AIM OF THE EXERCISE:
Within the listing below, how many lines include the string "Query"? Reply with only the number.

STUDY MATERIAL:

● ● ● ●

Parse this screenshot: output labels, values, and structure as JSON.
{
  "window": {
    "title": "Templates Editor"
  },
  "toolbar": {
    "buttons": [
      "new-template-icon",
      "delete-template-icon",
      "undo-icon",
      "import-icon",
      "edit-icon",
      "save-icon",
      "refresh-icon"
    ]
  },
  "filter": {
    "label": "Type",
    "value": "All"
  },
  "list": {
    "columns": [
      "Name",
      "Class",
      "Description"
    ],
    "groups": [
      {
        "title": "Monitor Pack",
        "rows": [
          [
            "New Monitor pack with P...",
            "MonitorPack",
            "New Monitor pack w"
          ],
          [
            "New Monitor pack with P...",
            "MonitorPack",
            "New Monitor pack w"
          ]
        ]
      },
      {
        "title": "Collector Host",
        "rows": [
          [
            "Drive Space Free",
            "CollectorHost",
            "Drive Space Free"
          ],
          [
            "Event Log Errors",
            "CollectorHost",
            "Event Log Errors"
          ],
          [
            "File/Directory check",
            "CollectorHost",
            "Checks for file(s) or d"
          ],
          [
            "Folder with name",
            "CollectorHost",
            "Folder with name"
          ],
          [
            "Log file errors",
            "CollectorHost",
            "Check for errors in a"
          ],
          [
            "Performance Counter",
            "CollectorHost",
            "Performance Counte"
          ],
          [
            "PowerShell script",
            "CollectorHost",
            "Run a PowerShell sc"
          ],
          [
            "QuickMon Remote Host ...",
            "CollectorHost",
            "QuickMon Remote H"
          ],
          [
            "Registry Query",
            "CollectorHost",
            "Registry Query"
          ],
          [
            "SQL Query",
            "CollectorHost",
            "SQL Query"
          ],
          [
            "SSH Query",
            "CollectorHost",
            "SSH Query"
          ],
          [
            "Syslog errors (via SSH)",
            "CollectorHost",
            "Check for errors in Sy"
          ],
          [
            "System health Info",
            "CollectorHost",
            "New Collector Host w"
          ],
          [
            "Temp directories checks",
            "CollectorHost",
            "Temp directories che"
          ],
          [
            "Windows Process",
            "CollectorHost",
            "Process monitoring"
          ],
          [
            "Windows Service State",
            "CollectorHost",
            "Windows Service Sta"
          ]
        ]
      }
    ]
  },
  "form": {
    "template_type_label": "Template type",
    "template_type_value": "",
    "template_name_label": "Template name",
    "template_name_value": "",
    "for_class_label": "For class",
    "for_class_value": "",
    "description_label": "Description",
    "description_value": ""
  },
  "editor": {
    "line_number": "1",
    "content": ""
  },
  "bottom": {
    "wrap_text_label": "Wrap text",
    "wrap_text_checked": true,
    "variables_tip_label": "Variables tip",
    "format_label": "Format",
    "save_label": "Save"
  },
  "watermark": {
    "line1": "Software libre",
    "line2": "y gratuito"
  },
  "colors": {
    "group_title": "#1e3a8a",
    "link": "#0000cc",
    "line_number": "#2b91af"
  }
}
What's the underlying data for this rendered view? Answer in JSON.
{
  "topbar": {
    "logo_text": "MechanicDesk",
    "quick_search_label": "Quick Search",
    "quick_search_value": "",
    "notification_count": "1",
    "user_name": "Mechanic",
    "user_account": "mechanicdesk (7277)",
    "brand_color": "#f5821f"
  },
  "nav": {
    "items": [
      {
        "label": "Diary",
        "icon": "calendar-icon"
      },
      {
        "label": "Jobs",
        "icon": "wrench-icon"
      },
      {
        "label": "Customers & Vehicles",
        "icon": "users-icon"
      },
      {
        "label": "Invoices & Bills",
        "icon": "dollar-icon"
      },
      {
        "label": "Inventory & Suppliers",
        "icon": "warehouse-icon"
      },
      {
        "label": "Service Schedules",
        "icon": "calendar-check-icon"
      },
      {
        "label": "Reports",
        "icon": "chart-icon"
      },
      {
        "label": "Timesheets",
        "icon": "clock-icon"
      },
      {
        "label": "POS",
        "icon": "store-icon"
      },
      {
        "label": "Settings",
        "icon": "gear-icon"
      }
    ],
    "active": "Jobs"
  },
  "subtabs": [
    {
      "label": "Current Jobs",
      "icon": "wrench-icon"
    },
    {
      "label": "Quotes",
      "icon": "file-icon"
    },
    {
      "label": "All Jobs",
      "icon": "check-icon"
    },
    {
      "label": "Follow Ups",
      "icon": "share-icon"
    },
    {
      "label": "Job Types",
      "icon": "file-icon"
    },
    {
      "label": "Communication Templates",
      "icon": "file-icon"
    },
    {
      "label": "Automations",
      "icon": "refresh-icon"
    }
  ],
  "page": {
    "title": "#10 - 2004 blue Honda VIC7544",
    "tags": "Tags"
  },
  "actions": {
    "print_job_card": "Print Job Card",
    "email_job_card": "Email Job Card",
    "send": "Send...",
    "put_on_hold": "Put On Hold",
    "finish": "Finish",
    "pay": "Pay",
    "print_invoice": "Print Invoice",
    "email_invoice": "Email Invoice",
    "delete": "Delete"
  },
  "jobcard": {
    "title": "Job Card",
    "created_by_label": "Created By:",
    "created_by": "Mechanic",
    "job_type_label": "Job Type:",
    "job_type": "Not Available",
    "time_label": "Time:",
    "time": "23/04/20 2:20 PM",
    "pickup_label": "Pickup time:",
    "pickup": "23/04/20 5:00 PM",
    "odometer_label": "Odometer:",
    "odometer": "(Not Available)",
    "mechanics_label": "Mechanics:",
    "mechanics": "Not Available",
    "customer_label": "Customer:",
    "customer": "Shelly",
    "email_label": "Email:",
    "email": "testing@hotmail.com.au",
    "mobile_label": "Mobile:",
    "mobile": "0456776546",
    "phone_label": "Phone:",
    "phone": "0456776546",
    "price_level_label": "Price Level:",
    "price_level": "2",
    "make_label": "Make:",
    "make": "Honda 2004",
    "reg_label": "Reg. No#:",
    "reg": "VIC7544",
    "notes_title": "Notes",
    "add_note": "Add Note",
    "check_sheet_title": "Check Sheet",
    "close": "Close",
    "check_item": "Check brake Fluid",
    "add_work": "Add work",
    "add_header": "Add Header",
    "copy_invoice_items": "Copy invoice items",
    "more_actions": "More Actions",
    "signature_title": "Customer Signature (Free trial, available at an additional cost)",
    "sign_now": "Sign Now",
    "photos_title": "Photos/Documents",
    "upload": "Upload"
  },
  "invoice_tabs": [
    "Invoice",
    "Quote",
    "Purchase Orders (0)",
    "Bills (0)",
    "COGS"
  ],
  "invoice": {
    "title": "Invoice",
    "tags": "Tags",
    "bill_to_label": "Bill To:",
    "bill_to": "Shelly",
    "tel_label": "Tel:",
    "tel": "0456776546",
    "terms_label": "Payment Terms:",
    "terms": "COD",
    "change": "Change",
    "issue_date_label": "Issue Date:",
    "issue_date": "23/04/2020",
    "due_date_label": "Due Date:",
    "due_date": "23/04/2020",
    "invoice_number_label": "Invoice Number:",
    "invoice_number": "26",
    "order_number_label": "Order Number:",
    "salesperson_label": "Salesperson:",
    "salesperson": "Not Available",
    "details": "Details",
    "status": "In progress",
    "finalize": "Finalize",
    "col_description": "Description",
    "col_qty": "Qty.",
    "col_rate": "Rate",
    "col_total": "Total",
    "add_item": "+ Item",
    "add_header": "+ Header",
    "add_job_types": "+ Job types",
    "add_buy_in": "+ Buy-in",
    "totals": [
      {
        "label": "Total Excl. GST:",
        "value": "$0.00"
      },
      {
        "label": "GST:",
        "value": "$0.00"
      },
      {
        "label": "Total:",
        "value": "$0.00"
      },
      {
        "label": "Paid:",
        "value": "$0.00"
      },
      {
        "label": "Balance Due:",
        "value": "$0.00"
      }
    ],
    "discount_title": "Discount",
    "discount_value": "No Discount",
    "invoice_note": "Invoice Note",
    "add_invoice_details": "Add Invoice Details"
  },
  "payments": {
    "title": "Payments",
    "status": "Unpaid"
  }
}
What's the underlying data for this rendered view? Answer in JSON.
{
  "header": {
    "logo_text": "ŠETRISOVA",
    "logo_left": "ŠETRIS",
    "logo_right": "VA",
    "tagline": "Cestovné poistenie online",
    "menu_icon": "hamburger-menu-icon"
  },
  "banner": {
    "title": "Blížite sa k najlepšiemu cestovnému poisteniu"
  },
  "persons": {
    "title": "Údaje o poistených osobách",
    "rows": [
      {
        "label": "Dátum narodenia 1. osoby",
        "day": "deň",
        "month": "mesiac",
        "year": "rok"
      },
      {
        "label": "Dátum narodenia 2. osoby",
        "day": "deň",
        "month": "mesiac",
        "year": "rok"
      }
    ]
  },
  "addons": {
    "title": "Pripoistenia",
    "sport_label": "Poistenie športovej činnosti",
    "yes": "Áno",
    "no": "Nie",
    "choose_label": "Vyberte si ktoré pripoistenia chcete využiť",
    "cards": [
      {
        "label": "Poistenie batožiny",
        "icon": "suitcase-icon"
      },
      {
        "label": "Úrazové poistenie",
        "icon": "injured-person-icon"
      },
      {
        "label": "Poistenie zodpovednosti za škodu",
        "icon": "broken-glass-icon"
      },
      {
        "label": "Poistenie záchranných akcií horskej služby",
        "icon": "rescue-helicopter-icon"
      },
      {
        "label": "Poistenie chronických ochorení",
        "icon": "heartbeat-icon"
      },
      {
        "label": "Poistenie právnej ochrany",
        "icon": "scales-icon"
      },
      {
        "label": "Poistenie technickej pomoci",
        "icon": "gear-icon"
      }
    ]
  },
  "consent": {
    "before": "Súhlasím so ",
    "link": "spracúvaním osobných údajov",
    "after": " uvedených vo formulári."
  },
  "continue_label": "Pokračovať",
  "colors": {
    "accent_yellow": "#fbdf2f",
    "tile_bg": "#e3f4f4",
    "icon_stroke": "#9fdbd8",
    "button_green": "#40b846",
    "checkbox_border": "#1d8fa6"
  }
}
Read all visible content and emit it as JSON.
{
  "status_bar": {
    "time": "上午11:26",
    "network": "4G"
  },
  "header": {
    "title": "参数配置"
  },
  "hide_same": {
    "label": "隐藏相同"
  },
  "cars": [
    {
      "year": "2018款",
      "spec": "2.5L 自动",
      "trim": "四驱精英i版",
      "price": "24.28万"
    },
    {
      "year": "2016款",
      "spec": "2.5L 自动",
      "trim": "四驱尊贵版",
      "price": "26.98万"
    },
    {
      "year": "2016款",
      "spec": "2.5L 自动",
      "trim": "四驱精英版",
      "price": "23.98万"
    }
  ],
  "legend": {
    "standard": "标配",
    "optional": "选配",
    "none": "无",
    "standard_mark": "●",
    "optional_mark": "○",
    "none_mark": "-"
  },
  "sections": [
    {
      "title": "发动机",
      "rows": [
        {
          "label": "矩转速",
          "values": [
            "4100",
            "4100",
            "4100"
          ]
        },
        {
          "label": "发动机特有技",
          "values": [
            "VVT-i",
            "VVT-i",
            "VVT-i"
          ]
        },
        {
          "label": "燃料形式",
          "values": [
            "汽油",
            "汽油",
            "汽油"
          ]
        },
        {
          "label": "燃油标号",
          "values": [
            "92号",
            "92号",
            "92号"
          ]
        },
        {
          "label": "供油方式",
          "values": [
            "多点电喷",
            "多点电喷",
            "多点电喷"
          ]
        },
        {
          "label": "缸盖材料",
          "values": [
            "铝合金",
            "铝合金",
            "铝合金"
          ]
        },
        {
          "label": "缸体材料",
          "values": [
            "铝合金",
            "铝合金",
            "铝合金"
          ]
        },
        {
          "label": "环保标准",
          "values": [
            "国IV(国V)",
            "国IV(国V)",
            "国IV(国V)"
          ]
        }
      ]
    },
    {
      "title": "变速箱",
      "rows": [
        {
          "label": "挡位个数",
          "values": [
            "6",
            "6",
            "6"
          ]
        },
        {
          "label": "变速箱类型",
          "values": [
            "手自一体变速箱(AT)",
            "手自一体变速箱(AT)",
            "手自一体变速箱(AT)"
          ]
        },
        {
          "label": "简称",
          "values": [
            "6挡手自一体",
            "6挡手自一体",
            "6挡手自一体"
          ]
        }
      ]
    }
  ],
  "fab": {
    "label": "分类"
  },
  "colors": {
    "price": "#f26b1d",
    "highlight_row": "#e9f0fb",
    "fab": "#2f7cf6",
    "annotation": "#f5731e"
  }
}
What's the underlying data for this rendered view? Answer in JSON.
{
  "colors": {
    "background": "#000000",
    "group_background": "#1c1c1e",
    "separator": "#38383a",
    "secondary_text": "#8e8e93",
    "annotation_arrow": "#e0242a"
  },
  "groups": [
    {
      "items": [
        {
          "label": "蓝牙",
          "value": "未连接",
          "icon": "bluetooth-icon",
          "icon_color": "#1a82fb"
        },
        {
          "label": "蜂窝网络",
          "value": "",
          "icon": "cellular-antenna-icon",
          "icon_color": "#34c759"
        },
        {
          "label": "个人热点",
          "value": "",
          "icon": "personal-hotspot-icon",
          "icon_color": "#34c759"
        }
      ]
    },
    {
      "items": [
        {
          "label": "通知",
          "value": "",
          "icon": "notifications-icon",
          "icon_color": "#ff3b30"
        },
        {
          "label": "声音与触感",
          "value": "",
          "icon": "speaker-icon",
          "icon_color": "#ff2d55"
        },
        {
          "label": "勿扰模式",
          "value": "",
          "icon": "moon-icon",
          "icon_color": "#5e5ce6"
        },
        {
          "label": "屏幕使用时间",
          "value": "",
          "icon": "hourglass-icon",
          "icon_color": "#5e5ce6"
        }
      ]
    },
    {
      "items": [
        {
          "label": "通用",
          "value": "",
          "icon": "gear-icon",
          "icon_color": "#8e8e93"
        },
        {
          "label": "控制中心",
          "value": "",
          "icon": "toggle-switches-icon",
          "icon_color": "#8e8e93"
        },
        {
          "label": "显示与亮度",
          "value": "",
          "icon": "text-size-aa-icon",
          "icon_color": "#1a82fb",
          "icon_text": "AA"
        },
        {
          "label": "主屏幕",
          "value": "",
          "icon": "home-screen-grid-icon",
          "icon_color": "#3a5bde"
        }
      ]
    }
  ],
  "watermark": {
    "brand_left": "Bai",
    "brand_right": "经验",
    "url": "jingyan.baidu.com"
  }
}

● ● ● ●

RESPONSE TO THIS EXERCISE:
6